Bibliography[edit]

  • Dispatches from North-West Kansu (1925) (by Mildred Cable and Francesca French)
  • Through Jade Gate and Central Asia (1927) (by Mildred Cable and Francesca French)
  • Something Happened (1933) (by Mildred Cable and Francesca French)
  • A Desert Journal: Letter from Central Asia (1934) (by Evangeline French, Mildred Cable, and Francesca French)
  • Ambassadors for Christ (1935)
  • Toward Spiritual Maturity: A Handbook for Those Who Seek It (1939)
  • A Parable of Jade (1940)
  • The Gobi Desert (1942) (by Mildred Cable and Francesca French)
  • The Book which Demands a Verdict (1946)
  • George Hunter, Apostle of Turkestan (1948)
  • W. J. Platt, Three Women: Mildred Cable, Francesca French, Evangeline French: The Authorized Biography (1964).
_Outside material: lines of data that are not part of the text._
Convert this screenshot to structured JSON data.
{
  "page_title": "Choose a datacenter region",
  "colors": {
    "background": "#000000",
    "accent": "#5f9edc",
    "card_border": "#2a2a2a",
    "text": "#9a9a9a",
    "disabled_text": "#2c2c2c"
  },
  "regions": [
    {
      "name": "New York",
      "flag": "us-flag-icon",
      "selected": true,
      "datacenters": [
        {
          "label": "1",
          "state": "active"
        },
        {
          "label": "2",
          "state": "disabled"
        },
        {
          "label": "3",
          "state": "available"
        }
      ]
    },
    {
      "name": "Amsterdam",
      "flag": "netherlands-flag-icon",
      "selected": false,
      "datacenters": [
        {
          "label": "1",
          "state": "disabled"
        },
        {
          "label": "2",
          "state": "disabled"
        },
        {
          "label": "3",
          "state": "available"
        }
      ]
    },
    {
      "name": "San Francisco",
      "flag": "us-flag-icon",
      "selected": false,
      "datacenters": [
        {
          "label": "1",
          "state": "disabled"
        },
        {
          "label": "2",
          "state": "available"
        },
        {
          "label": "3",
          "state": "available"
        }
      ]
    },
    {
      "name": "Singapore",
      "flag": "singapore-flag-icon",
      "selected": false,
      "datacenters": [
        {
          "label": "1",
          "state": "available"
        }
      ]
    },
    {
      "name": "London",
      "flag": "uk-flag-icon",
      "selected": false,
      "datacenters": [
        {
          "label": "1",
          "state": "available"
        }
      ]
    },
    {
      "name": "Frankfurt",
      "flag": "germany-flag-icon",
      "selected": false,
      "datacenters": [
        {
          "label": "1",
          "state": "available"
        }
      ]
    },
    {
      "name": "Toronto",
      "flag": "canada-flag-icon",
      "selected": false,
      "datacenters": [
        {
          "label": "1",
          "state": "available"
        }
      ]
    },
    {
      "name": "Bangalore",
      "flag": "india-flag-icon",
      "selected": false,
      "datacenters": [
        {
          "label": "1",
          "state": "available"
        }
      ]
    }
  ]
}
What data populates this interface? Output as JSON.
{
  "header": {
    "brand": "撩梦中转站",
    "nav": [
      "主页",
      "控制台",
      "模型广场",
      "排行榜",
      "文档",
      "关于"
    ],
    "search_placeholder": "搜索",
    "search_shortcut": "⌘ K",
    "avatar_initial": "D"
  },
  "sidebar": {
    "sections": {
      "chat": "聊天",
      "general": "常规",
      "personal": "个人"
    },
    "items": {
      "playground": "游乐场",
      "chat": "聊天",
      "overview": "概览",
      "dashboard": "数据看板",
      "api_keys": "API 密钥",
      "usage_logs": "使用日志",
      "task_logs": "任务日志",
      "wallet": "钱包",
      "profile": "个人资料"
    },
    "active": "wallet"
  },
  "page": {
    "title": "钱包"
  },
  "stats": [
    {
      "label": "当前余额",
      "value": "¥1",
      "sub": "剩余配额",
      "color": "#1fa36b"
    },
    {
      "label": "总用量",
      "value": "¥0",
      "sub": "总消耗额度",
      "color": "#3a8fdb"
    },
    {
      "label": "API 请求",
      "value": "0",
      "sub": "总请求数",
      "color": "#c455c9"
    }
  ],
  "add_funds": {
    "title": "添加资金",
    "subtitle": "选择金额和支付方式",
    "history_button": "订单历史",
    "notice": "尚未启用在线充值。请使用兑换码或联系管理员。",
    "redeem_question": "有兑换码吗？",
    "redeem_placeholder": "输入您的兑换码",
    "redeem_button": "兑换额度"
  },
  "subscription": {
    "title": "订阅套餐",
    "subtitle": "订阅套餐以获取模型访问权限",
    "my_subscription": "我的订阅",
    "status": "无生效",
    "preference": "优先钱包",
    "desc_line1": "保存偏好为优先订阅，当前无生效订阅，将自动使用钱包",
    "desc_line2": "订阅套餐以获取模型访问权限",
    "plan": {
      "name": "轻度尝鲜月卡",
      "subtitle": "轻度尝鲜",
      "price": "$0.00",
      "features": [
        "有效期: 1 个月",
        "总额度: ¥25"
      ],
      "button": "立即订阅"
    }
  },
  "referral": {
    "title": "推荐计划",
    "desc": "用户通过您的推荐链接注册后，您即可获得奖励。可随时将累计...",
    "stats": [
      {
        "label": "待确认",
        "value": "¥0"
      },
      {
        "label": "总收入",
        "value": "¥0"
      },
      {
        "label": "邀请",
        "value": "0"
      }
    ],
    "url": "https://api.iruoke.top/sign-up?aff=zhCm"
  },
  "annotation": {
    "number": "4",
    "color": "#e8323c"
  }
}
Footnotes[edit]

  1. ^ "Women Missionaries." , accessed 15 Apr 2011
  2. ^ Benson, Linda, "Muslims, Missionaries and Warlords in Northwestern China." Oakland University Journal. Fall 1901, pp. 13-14
  3. ^ [1]
  4. ^ Anderson, Gerald H, Biographical dictionary of Christian missions, ISBN 0-8028-4680-7, 1999.
  5. ^ Benson, Linda. "Missionaries with Attitude: A Women's Mission in Northwestern China." International Bulletin of Missionary Research Vol. 29, No. 4, 2005, p. 183
  6. ^ Mildred Cable, The Gobi Desert, p. 276.
  7. ^ Benson, pp. 185–186
  8. ^ Benson, p. 185
  9. ^ Warner, Marina. "Introduction" to The Gobi Desert. Boston: Beacon Press, 1984, pp. xi
  10. ^ Benson, 186

Further reading[edit]

External links[edit]